[Records excerpted from a collection]
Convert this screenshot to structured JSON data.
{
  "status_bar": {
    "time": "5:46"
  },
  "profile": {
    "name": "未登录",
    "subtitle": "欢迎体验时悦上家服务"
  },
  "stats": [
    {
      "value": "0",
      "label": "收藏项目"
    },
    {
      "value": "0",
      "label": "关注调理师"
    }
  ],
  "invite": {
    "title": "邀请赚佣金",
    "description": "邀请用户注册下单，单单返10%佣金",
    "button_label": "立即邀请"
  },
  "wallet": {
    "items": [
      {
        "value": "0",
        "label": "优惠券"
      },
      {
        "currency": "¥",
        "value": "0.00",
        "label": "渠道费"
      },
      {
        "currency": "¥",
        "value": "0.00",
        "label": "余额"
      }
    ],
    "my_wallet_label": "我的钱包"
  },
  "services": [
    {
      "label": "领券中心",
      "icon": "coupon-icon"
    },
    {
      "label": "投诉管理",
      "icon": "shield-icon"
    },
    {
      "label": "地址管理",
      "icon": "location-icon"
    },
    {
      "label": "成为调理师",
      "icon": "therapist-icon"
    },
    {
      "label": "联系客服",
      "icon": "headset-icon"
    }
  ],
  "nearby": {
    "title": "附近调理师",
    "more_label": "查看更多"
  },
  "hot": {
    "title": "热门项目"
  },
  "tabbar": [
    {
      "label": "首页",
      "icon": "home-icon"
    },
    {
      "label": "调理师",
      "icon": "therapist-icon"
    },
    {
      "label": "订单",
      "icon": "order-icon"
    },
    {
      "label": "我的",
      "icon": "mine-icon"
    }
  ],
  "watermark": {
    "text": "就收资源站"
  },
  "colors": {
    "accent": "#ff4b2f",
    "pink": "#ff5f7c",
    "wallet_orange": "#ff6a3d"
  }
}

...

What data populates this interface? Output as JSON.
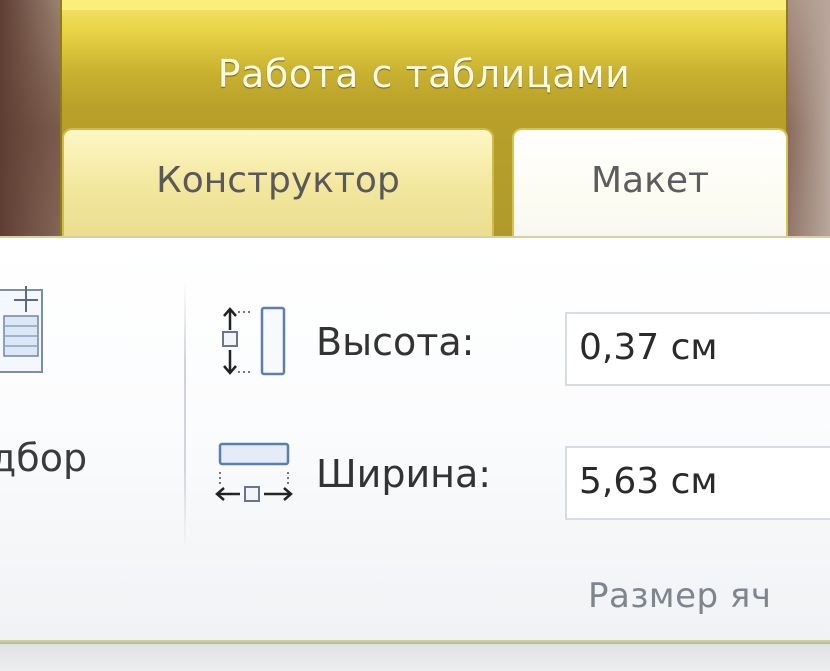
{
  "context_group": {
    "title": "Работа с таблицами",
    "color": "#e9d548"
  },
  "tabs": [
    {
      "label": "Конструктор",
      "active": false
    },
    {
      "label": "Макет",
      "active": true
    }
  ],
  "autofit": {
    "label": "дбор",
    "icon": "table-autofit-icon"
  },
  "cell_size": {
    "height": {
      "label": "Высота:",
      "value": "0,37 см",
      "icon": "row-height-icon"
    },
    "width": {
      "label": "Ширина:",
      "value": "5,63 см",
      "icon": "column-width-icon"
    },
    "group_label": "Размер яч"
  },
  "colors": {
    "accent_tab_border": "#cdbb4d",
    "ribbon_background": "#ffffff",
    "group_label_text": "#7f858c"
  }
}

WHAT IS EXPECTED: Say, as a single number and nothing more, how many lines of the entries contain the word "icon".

SOLUTION FOR THIS EXERCISE: 12